Wade, obviously, has played with LeBron. Even though he is not the player he once was, if his knees are rested he is capable of stretches of fantastic play that can help carry a team. He would be another offensive weapon in a deep arsenal of weapons the Cavaliers have stockpiled.

Anthony would be the same in some ways — he remains a strong scorer in isolation (sets the Cavaliers run more than any other team in the league) and he makes difficult shots. The problem would be elite teams — Golden State, Boston, etc. — could expose his defense against the pick-and-roll. Still, he would be an upgrade if nothing is surrendered for him.

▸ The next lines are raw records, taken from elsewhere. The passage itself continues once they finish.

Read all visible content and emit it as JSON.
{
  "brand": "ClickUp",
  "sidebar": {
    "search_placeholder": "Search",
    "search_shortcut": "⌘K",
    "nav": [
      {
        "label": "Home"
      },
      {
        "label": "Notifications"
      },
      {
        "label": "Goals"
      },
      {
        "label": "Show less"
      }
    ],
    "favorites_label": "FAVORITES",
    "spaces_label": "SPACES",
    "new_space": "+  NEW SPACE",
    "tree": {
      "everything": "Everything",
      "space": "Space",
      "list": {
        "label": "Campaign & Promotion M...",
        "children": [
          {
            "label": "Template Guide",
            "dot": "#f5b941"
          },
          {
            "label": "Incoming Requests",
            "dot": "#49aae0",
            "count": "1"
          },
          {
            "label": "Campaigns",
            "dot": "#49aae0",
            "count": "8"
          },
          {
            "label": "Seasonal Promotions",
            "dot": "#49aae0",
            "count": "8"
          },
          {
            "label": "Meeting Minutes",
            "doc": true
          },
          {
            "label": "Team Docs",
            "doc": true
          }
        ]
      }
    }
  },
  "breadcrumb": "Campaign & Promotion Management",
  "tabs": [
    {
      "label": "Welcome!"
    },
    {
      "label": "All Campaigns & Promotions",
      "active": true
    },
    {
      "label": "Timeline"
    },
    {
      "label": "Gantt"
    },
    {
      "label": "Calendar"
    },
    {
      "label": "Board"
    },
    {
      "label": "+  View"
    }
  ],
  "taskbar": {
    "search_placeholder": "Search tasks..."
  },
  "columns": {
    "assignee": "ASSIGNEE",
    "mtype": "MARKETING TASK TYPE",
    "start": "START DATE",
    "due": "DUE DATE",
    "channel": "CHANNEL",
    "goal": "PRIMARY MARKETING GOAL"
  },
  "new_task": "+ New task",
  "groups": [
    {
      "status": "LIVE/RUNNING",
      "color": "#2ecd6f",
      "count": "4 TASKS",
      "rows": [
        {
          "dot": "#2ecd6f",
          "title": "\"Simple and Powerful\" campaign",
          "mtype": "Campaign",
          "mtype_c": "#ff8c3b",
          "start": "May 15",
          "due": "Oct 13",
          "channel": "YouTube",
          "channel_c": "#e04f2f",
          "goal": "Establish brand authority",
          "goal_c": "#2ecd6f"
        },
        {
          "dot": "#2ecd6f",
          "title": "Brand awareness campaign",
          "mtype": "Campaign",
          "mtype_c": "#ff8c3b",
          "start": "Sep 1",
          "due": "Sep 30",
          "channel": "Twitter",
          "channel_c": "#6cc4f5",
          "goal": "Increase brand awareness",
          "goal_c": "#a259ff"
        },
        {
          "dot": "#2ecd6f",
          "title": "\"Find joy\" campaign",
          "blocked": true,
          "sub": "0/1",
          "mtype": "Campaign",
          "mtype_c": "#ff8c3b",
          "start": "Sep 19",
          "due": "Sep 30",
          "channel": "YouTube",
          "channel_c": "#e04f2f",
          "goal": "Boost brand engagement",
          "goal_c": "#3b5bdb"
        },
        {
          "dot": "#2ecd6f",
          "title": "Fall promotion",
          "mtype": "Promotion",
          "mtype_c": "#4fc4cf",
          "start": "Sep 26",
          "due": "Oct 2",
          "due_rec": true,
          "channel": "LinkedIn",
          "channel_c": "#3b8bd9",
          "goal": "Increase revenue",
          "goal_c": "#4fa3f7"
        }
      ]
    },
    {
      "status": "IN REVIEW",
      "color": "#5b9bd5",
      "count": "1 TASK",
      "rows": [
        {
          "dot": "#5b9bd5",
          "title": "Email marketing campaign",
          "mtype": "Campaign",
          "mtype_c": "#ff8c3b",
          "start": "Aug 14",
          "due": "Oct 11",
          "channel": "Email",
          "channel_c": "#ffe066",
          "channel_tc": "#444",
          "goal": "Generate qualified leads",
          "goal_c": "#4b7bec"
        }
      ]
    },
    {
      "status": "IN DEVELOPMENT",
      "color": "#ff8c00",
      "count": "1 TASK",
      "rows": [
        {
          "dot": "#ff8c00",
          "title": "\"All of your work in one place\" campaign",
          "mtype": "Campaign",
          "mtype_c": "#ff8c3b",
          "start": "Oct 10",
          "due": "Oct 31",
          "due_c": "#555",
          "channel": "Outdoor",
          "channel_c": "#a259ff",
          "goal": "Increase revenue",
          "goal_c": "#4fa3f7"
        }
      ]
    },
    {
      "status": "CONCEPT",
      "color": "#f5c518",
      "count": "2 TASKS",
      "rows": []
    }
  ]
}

There’s a lot of “what if” still to happen before we get to this. However, the idea of one or both of these guys being in Cavaliers uniforms by the start of next playoffs is not out of the question.

Alec Peters’ tearful reaction to being selected what NBA Draft should be about

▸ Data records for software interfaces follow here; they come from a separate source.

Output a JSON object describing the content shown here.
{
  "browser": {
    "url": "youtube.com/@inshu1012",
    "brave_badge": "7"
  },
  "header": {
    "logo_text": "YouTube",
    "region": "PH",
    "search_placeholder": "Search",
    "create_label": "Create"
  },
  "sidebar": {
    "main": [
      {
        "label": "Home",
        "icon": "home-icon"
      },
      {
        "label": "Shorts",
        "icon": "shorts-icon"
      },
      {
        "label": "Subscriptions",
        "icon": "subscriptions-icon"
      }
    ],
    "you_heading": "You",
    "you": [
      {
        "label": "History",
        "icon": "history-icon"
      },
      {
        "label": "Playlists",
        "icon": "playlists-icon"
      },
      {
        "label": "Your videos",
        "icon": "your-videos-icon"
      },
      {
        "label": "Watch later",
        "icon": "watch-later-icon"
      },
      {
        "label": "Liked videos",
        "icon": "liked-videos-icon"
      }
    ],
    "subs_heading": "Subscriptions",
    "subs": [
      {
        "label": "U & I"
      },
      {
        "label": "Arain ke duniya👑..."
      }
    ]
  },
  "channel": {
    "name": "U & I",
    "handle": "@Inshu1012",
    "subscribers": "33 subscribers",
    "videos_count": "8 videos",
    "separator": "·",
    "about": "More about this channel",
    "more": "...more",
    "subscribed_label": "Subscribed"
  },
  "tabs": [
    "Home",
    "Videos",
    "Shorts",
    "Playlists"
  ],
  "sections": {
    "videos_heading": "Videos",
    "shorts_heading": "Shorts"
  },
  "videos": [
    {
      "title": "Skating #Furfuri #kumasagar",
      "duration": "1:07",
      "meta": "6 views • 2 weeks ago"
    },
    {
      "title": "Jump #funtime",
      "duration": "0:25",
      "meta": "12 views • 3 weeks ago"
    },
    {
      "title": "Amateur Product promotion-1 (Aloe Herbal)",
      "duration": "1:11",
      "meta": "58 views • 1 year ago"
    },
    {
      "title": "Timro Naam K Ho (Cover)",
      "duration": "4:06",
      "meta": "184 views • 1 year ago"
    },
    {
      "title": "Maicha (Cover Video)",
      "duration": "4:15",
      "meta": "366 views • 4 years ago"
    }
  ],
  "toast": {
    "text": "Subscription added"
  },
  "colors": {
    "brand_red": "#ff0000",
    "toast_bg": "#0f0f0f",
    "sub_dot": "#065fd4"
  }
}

Getty Images
3 Comments

The NBA Draft production in Brooklyn is entertainment. It’s glitz. There’s stage with changing graphics. The NBA Commissioner comes out and announces the picks, then guys who have realized for a while now they would fulfill their dream of playing in the NBA come up on stage in their expensive suits, put on a baseball cap from their new team, shake the Commissioner’s hand, and next get interviewed on national television. It all feels rehearsed and staged, with very little feeling genuine.

I prefer how it went for former Valparaiso star Alec Peters better. He was in his hometown, with family and friends, unsure if his name would be called until just before it happened at spot 54 — and he still didn’t believe it until he heard it.

That is authentic.

The Suns are a good place to land for a young man wanting to develop and prove he belongs in the league. Peters is a 6’9″ power forward who shot 36.9 percent from three. Can he develop into a stretch four/pick-and-pop threat? He’s got a high IQ and will need to prove he can hang with NBA bigs, but he’s going to get his chance.

(Hat tip Ball Don’t Lie)